“At heart, this is an effort to greatly expand civic participation through a very innovative partnership involving community groups and media outlets,” said Inquirer editor Gabriel Escobar, “That can only be good for the democratic process and democracy itself.”

» READ MORE: The 2023 Philadelphia mayoral race is shifting into high gear

Other news outlets involved include Al Día News, Philadelphia Gay News, the Philadelphia Tribune, Resolve Philly, WURD Radio, WHYY, Billy Penn, 6abc, and NBC10/Telemundo62.

Twenty-seven community groups also received grants. They include the Urban Affairs Coalition, PA Youth Vote, the Committee of Seventy, Enon Tabernacle Baptist Church, Congreso de Latinos Unidos, and Philadelphia Parks Alliance.

Will Gonzalez, the executive director of Ceiba, a coalition of Latino community organizations, said that one of Ceiba’s focuses will be on building civic literacy, like teaching community members about election processes and how to sort through disinformation and misinformation.

“We’re a community with a lot of challenges, and we need to make sure that our voice is heard at all levels,” he said. “What we’re looking to do is increase awareness and civic engagement ... and then to [help] folk share what they learn with others, and hopefully [create] an infectious information-sharing platform.”

PA Youth Vote will educate youth about how elected officials and policies affect their lives.

“The reality is, [young people are] not voting [consistently] because they’re not being taught the importance of voting,” said Youth Vote executive director Angelique Hinton. “They’re not voting because they’re not being taught how policy drives every single thing that impacts them on a day-to-day basis,” she said. “Young people have a lot of issues that they really care about. They’re not apathetic at all.

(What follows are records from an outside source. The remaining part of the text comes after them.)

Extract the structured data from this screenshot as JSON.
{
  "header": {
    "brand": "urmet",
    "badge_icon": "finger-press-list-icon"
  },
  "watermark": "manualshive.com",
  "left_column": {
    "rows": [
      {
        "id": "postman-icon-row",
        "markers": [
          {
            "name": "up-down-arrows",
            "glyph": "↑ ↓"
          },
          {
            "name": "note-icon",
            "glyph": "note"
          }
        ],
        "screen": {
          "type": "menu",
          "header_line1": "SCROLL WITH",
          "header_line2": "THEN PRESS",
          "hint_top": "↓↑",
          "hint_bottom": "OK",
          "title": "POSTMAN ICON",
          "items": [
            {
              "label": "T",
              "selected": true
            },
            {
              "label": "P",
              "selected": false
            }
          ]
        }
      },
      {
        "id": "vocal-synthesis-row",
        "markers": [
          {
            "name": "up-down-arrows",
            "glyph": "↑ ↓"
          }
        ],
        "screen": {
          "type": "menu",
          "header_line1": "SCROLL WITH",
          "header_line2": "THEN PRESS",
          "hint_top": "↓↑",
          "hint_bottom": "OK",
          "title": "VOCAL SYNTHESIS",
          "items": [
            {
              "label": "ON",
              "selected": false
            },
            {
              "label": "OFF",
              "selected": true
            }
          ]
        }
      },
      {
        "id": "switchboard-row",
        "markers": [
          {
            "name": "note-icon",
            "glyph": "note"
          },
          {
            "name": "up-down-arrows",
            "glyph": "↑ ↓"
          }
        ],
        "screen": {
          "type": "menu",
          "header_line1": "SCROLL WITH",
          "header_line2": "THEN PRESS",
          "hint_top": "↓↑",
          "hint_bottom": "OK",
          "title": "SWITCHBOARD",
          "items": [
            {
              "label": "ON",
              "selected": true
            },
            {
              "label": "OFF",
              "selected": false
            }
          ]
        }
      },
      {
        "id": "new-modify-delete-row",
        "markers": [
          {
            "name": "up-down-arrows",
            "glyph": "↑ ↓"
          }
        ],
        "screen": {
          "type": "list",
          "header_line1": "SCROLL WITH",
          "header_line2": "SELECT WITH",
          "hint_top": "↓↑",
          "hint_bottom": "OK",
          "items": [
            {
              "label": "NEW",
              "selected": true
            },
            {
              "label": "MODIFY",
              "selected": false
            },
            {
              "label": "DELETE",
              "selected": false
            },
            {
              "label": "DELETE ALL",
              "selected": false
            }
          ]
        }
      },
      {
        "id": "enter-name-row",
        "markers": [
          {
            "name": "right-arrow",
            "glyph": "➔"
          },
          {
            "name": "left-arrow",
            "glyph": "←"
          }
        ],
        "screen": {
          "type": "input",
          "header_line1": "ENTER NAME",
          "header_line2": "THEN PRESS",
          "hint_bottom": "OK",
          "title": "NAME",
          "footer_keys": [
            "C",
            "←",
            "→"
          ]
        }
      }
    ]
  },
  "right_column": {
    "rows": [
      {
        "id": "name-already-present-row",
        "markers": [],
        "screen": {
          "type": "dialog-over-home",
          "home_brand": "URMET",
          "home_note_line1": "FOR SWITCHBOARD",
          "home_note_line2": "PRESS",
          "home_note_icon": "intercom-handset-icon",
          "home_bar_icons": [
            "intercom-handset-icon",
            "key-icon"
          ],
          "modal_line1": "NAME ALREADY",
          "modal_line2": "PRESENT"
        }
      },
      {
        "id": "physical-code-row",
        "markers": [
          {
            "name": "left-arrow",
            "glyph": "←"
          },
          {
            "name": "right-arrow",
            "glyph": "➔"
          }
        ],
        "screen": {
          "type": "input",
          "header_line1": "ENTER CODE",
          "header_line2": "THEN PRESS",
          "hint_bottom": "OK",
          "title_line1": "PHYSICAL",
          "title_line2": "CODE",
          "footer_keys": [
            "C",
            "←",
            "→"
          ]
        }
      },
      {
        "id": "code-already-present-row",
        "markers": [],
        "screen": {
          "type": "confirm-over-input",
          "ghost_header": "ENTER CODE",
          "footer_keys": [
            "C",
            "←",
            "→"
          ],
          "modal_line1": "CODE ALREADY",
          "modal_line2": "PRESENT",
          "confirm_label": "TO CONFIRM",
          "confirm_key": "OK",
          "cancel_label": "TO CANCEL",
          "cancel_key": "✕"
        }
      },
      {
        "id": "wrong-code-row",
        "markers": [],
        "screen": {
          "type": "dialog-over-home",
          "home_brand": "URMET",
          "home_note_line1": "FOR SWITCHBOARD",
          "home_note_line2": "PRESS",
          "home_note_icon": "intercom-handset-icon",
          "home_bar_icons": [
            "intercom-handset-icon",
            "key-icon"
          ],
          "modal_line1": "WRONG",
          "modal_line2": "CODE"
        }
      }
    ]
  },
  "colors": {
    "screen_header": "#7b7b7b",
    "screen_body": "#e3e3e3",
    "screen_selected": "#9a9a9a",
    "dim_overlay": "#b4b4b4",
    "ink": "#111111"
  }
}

They’re just not engaged.”

Coverage and events related to the project will begin in early 2023, but the Lenfest Institute has already conducted a large focus group with Temple University’s Institute for Survey Research.

The most top issues discussed in the group were crime and safety, schools, affordable housing and homelessness, employment, and a sense of a lack of community.

More information about the “Every Voice, Every Vote” project can be found at